◆ EXERCISE
Look through the entries and report how many lines include the word "parādiet". Give the number alone.

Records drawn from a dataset
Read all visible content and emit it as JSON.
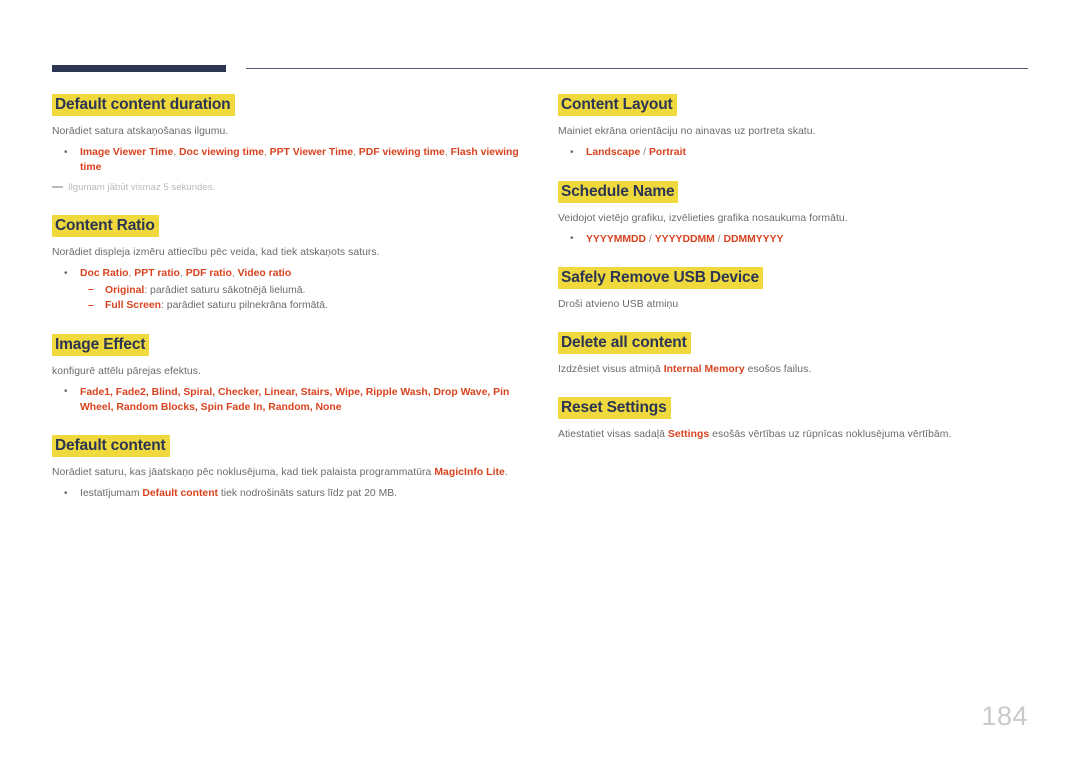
{
  "page": {
    "number": "184",
    "accent_color": "#d8431f",
    "heading_color": "#2c3553",
    "highlight_color": "#efd93c",
    "body_color": "#6b6b6b",
    "note_color": "#b9b9b9"
  },
  "left_column": {
    "sections": [
      {
        "heading": "Default content duration",
        "body": "Norādiet satura atskaņošanas ilgumu.",
        "bullet": {
          "a": "Image Viewer Time",
          "c1": ", ",
          "b": "Doc viewing time",
          "c2": ", ",
          "c": "PPT Viewer Time",
          "c3": ", ",
          "d": "PDF viewing time",
          "c4": ", ",
          "e": "Flash viewing time"
        },
        "note": "Ilgumam jābūt vismaz 5 sekundes."
      },
      {
        "heading": "Content Ratio",
        "body": "Norādiet displeja izmēru attiecību pēc veida, kad tiek atskaņots saturs.",
        "bullet": {
          "a": "Doc Ratio",
          "c1": ", ",
          "b": "PPT ratio",
          "c2": ", ",
          "c": "PDF ratio",
          "c3": ", ",
          "d": "Video ratio"
        },
        "sub": [
          {
            "term": "Original",
            "text": ": parādiet saturu sākotnējā lielumā."
          },
          {
            "term": "Full Screen",
            "text": ": parādiet saturu pilnekrāna formātā."
          }
        ]
      },
      {
        "heading": "Image Effect",
        "body": "konfigurē attēlu pārejas efektus.",
        "effects_line": "Fade1, Fade2, Blind, Spiral, Checker, Linear, Stairs, Wipe, Ripple Wash, Drop Wave, Pin Wheel, Random Blocks, Spin Fade In, Random, None"
      },
      {
        "heading": "Default content",
        "body_pre": "Norādiet saturu, kas jāatskaņo pēc noklusējuma, kad tiek palaista programmatūra ",
        "body_accent": "MagicInfo Lite",
        "body_post": ".",
        "bullet_pre": "Iestatījumam ",
        "bullet_accent": "Default content",
        "bullet_post": " tiek nodrošināts saturs līdz pat 20 MB."
      }
    ]
  },
  "right_column": {
    "sections": [
      {
        "heading": "Content Layout",
        "body": "Mainiet ekrāna orientāciju no ainavas uz portreta skatu.",
        "bullet": {
          "a": "Landscape",
          "s1": " / ",
          "b": "Portrait"
        }
      },
      {
        "heading": "Schedule Name",
        "body": "Veidojot vietējo grafiku, izvēlieties grafika nosaukuma formātu.",
        "bullet": {
          "a": "YYYYMMDD",
          "s1": " / ",
          "b": "YYYYDDMM",
          "s2": " / ",
          "c": "DDMMYYYY"
        }
      },
      {
        "heading": "Safely Remove USB Device",
        "body": "Droši atvieno USB atmiņu"
      },
      {
        "heading": "Delete all content",
        "body_pre": "Izdzēsiet visus atmiņā ",
        "body_accent": "Internal Memory",
        "body_post": " esošos failus."
      },
      {
        "heading": "Reset Settings",
        "body_pre": "Atiestatiet visas sadaļā ",
        "body_accent": "Settings",
        "body_post": " esošās vērtības uz rūpnīcas noklusējuma vērtībām."
      }
    ]
  }
}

◆ FINISHED EXERCISE
2